The deadline to apply for a 2020 grant is April 10.

2019 Deer Season Summarized

A total of 57,949 North Dakota deer hunters took approximately 37,250 deer during the 2019 deer gun hunting season, according to a post-season survey conducted by the state Game and Fish Department.

Game and Fish made available 65,500 deer gun licenses last year. Overall hunter success was 64 percent, with each hunter spending an average of 4.3 days in the field.

Hunter success for antlered white-tailed deer was 64 percent, and antlerless whitetail was 58 percent.

Mule deer buck success was 78 percent, and antlerless mule deer was 79 percent.

Hunters with any-antlered or any-antlerless licenses generally harvest white-tailed deer, as these licenses are predominantly in units with mostly whitetails. Buck hunters had a success rate of 68 percent, while doe hunters had a success rate of 65 percent.

Game and Fish issued 11,981 gratis licenses in 2019, and 9,767 hunters harvested 5,416 deer, for a success rate of 56 percent.

A total of 1,206 muzzleloader licenses were issued in 2019, and 1,040 hunters harvested 426 white-tailed deer (222 antlered, 204 antlerless). Hunter success was 41 percent.

A total of 27,582 archery licenses (24,902 resident, 2,680 nonresident) were issued in 2019. In total, 21,960 bow hunters harvested 8,978 deer (7,988 whitetails, 990 mule deer), for a success rate of 41 percent.

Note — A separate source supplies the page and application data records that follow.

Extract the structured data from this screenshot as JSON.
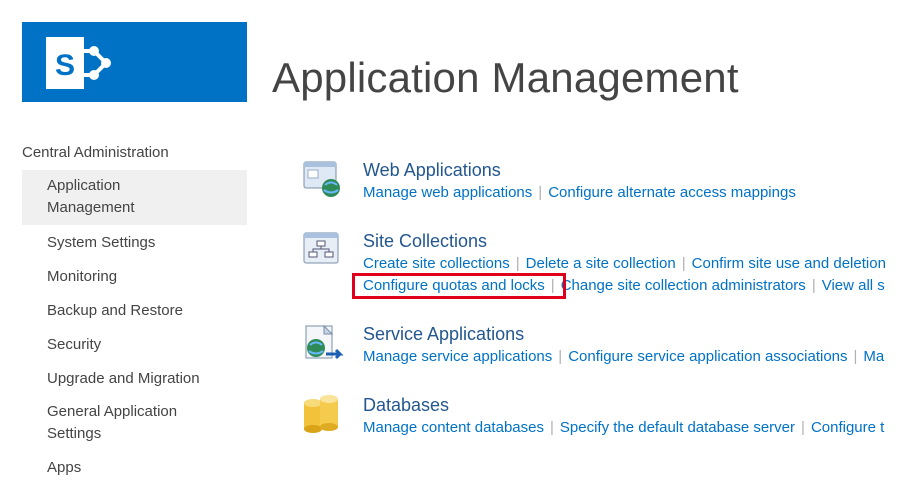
{
  "logo": {
    "letter": "S",
    "icon": "sharepoint-logo-icon"
  },
  "page": {
    "title": "Application Management"
  },
  "nav": {
    "root": "Central Administration",
    "items": [
      {
        "label": "Application\nManagement",
        "selected": true
      },
      {
        "label": "System Settings"
      },
      {
        "label": "Monitoring"
      },
      {
        "label": "Backup and Restore"
      },
      {
        "label": "Security"
      },
      {
        "label": "Upgrade and Migration"
      },
      {
        "label": "General Application\nSettings"
      },
      {
        "label": "Apps"
      }
    ]
  },
  "sections": {
    "web_apps": {
      "title": "Web Applications",
      "icon": "web-applications-icon",
      "links": [
        "Manage web applications",
        "Configure alternate access mappings"
      ]
    },
    "site_collections": {
      "title": "Site Collections",
      "icon": "site-collections-icon",
      "links_row1": [
        "Create site collections",
        "Delete a site collection",
        "Confirm site use and deletion"
      ],
      "links_row2": [
        "Configure quotas and locks",
        "Change site collection administrators",
        "View all s"
      ]
    },
    "service_apps": {
      "title": "Service Applications",
      "icon": "service-applications-icon",
      "links": [
        "Manage service applications",
        "Configure service application associations",
        "Ma"
      ]
    },
    "databases": {
      "title": "Databases",
      "icon": "databases-icon",
      "links": [
        "Manage content databases",
        "Specify the default database server",
        "Configure t"
      ]
    }
  },
  "colors": {
    "brand": "#0072c6",
    "link": "#0072c6",
    "highlight": "#e0001b",
    "selected_bg": "#f0f0f0"
  }
}
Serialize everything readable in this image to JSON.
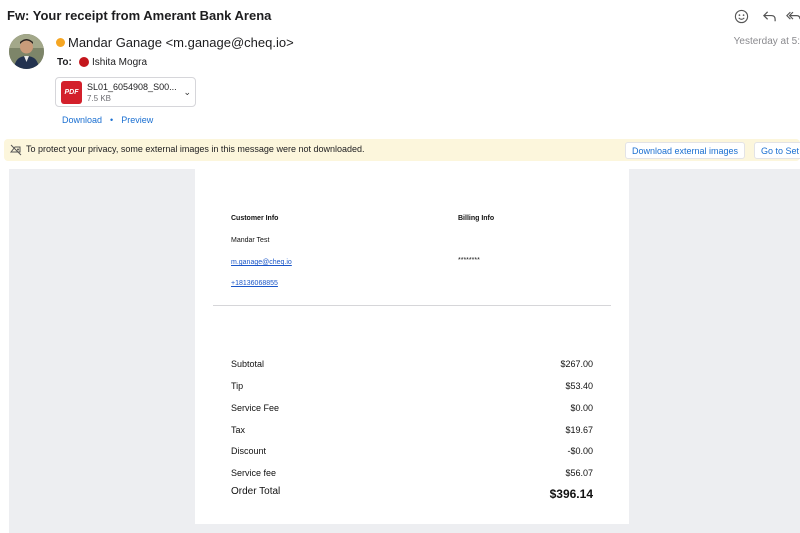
{
  "email": {
    "subject": "Fw: Your receipt from Amerant Bank Arena",
    "sender": "Mandar Ganage <m.ganage@cheq.io>",
    "timestamp": "Yesterday at 5:",
    "to_label": "To:",
    "recipient": "Ishita Mogra"
  },
  "attachment": {
    "name": "SL01_6054908_S00...",
    "size": "7.5 KB",
    "icon_label": "PDF",
    "download_label": "Download",
    "separator": "•",
    "preview_label": "Preview"
  },
  "privacy": {
    "message": "To protect your privacy, some external images in this message were not downloaded.",
    "download_button": "Download external images",
    "settings_button": "Go to Set"
  },
  "receipt": {
    "customer_info_header": "Customer Info",
    "billing_info_header": "Billing Info",
    "customer_name": "Mandar Test",
    "customer_email": "m.ganage@cheq.io",
    "customer_phone": "+18136068855",
    "billing_masked": "********",
    "rows": [
      {
        "label": "Subtotal",
        "value": "$267.00"
      },
      {
        "label": "Tip",
        "value": "$53.40"
      },
      {
        "label": "Service Fee",
        "value": "$0.00"
      },
      {
        "label": "Tax",
        "value": "$19.67"
      },
      {
        "label": "Discount",
        "value": "-$0.00"
      },
      {
        "label": "Service fee",
        "value": "$56.07"
      }
    ],
    "total_label": "Order Total",
    "total_value": "$396.14"
  },
  "icons": {
    "emoji": "smiley-icon",
    "reply": "reply-icon",
    "reply_all": "reply-all-icon",
    "unread_status": "status-dot-icon",
    "recipient_avatar": "recipient-avatar-icon",
    "attachment_menu": "chevron-down-icon",
    "privacy": "privacy-icon"
  },
  "colors": {
    "accent": "#1a6fd1",
    "privacy_bar": "#fcf6dc",
    "pdf_red": "#d3202b",
    "status_orange": "#f5a623",
    "recipient_red": "#c4161c",
    "body_background": "#edeef1"
  }
}
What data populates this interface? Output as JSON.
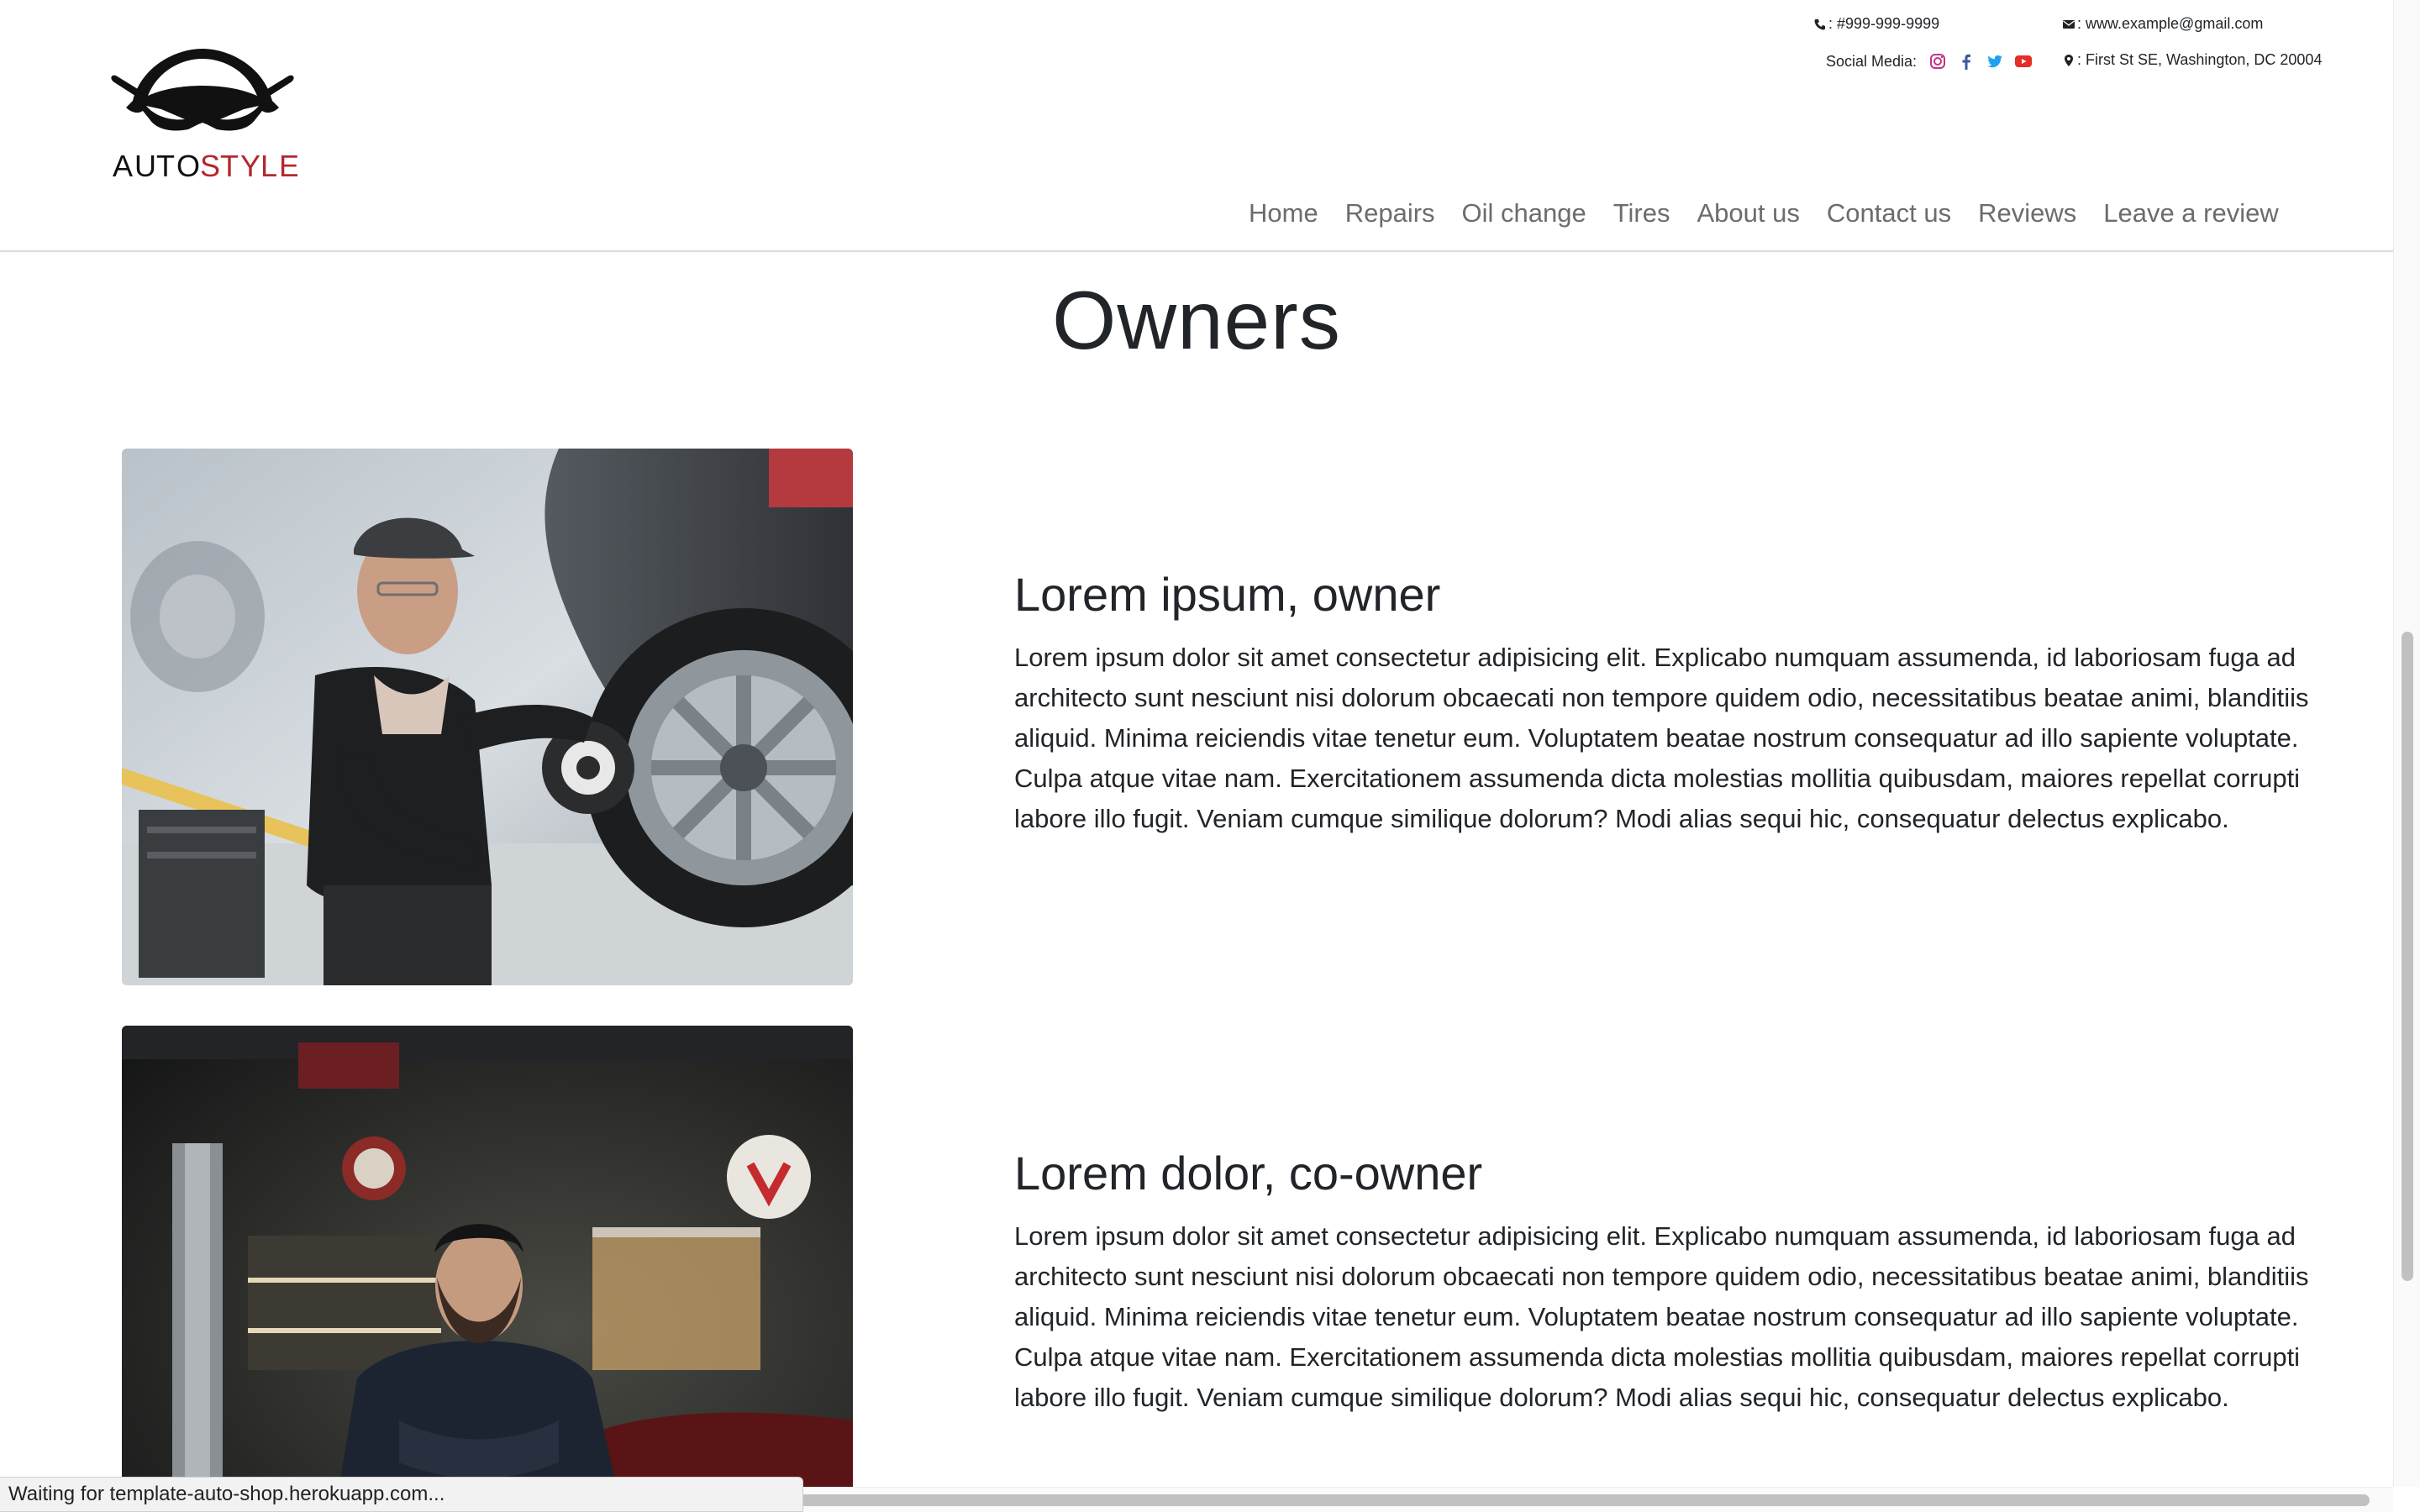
{
  "brand": {
    "logo_text_dark": "AUTO",
    "logo_text_accent": "STYLE",
    "accent_color": "#b3282d"
  },
  "contact": {
    "phone": ": #999-999-9999",
    "email": ": www.example@gmail.com",
    "address": ": First St SE, Washington, DC 20004",
    "social_label": "Social Media:",
    "social_icons": [
      "instagram-icon",
      "facebook-icon",
      "twitter-icon",
      "youtube-icon"
    ]
  },
  "nav": {
    "items": [
      {
        "label": "Home"
      },
      {
        "label": "Repairs"
      },
      {
        "label": "Oil change"
      },
      {
        "label": "Tires"
      },
      {
        "label": "About us"
      },
      {
        "label": "Contact us"
      },
      {
        "label": "Reviews"
      },
      {
        "label": "Leave a review"
      }
    ]
  },
  "main": {
    "title": "Owners",
    "people": [
      {
        "name": "Lorem ipsum, owner",
        "bio": "Lorem ipsum dolor sit amet consectetur adipisicing elit. Explicabo numquam assumenda, id laboriosam fuga ad architecto sunt nesciunt nisi dolorum obcaecati non tempore quidem odio, necessitatibus beatae animi, blanditiis aliquid. Minima reiciendis vitae tenetur eum. Voluptatem beatae nostrum consequatur ad illo sapiente voluptate. Culpa atque vitae nam. Exercitationem assumenda dicta molestias mollitia quibusdam, maiores repellat corrupti labore illo fugit. Veniam cumque similique dolorum? Modi alias sequi hic, consequatur delectus explicabo."
      },
      {
        "name": "Lorem dolor, co-owner",
        "bio": "Lorem ipsum dolor sit amet consectetur adipisicing elit. Explicabo numquam assumenda, id laboriosam fuga ad architecto sunt nesciunt nisi dolorum obcaecati non tempore quidem odio, necessitatibus beatae animi, blanditiis aliquid. Minima reiciendis vitae tenetur eum. Voluptatem beatae nostrum consequatur ad illo sapiente voluptate. Culpa atque vitae nam. Exercitationem assumenda dicta molestias mollitia quibusdam, maiores repellat corrupti labore illo fugit. Veniam cumque similique dolorum? Modi alias sequi hic, consequatur delectus explicabo."
      }
    ]
  },
  "status_bar": {
    "text": "Waiting for template-auto-shop.herokuapp.com..."
  }
}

The department is in the process of determining recommendations for licenses in 2020. In addition to harvest rates and winter aerial surveys, Game and Fish staff monitor other population indices to determine license numbers, including depredation reports, hunter observations, input at advisory board meetings, and comments from the public, landowners and department field staff.

Game and Fish Reminds Anglers to Keep Social Distance

With a pleasant weekend in the forecast and a lot of North Dakotans anxious to do something outside, the State Game and Fish Department reminds anglers to practice social distancing, whether it’s on shore, from a boat or on the ice.

“We encourage people to get outside and fish and enjoy the outdoors,” said Game and Fish Director Terry Steinwand, “but we also need to practice the recommendations for minimizing the risk of spread of the COVID-19 virus.”

Especially for anglers at popular shore-fishing locations, Steinwand said a good rule of thumb is that if you can reach out with a fishing rod and touch the person fishing next to you, you’re too close. “In other situations, we urge people to follow the 6-foot separation guideline as well,” Steinwand added.

Over the next several weeks, Game and Fish will keep an eye on popular shore-fishing areas to assess the level of activity. “We depend on the public’s awareness and willingness to cooperate,” Steinwand said, “but we’ll be monitoring, and if it appears that the recommendations are not being followed, we might have to consider closing access to those high traffic areas because of the risk involved.”

To this point, Game and Fish has not restricted access to its public outdoor facilities such as wildlife management areas and fishing waters, but its office buildings are currently closed to public traffic. “We are continuing to handle phone calls and online traffic,” Steinwand said, “so anyone who needs help or has questions can call or email us.”